Spending to make...

Nick JohnsonNick Johnson

While it's a fairly common and reasonably accurate maxim that you have to spend money to make money, I find myself wondering if the same is true of energy. To reword and disentangle the metaphor: Can you save energy by using energy?

Here's a my train of thought: You have curtains in your house. It's possible to fit a motorised unit and automate the opening and closing of the same. This would same ostentatious, lazy and wasteful. To have a computer, sitting, always on, in your house, which decides when this should happen would seem to increase these negative factors.


During winter, you try to close the curtains to keep heat in. Doing this early means you miss out on daylight and, furthermore, you have to turn on artificial lights. Doing this too late means that you loose heat through the windows. There's is probably a converse example in hotter climates than this, in which your house gets too hot in the middle of the day if you don't close the binds, meaning you have to turn on the air conditioning.

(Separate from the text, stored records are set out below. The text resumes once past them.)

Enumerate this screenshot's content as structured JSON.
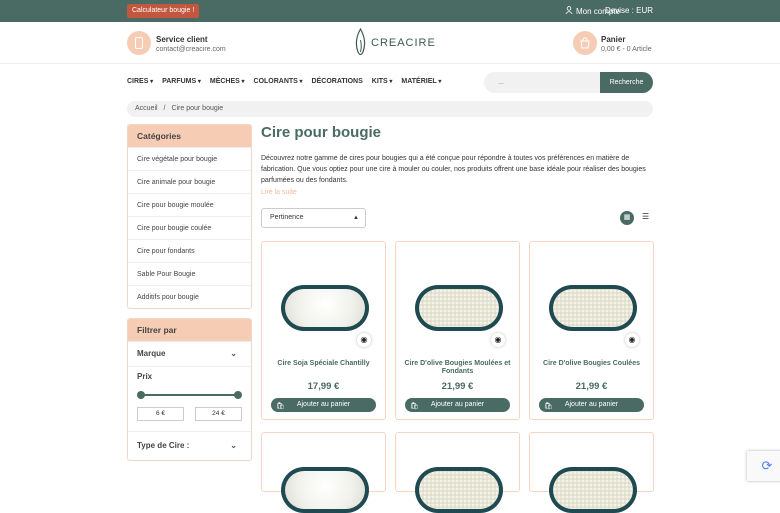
{
  "topbar": {
    "calc_label": "Calculateur bougie !",
    "account_label": "Mon compte",
    "devise_label": "Devise : EUR"
  },
  "header": {
    "service_title": "Service client",
    "service_email": "contact@creacire.com",
    "logo_text": "CREACIRE",
    "cart_title": "Panier",
    "cart_summary": "0,00 € - 0 Article"
  },
  "nav": [
    "CIRES",
    "PARFUMS",
    "MÈCHES",
    "COLORANTS",
    "DÉCORATIONS",
    "KITS",
    "MATÉRIEL"
  ],
  "nav_has_dropdown": [
    true,
    true,
    true,
    true,
    false,
    true,
    true
  ],
  "search": {
    "placeholder": "...",
    "button": "Recherche"
  },
  "breadcrumb": {
    "home": "Accueil",
    "separator": "/",
    "current": "Cire pour bougie"
  },
  "sidebar": {
    "categories_title": "Catégories",
    "categories": [
      "Cire végétale pour bougie",
      "Cire animale pour bougie",
      "Cire pour bougie moulée",
      "Cire pour bougie coulée",
      "Cire pour fondants",
      "Sable Pour Bougie",
      "Additifs pour bougie"
    ],
    "filter_title": "Filtrer par",
    "brand_label": "Marque",
    "price_label": "Prix",
    "price_min": "6 €",
    "price_max": "24 €",
    "type_label": "Type de Cire :"
  },
  "main": {
    "title": "Cire pour bougie",
    "description": "Découvrez notre gamme de cires pour bougies qui a été conçue pour répondre à toutes vos préférences en matière de fabrication. Que vous optiez pour une cire à mouler ou couler, nos produits offrent une base idéale pour réaliser des bougies parfumées ou des fondants.",
    "read_more": "Lire la suite",
    "sort_label": "Pertinence"
  },
  "products": [
    {
      "name": "Cire Soja Spéciale Chantilly",
      "price": "17,99 €",
      "button": "Ajouter au panier"
    },
    {
      "name": "Cire D'olive Bougies Moulées et Fondants",
      "price": "21,99 €",
      "button": "Ajouter au panier"
    },
    {
      "name": "Cire D'olive Bougies Coulées",
      "price": "21,99 €",
      "button": "Ajouter au panier"
    }
  ],
  "colors": {
    "primary": "#4a6b63",
    "accent": "#f6cdb4",
    "calc": "#c2573f"
  }
}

So then, at what point does the energy used to run the computer become a good investment? What if it has sensors inside and outside in order to measure the temperature gradient, and so it can choose the best time to close the curtains? What if it also manages your heating? What if it intelligently turns out the lights in rooms you're not in? Reminds you that you turned the oven on but haven't actually put anything in it... Makes damn sure that you get out of bed in the morning... and so on...

Nick Johnson

Nick Johnson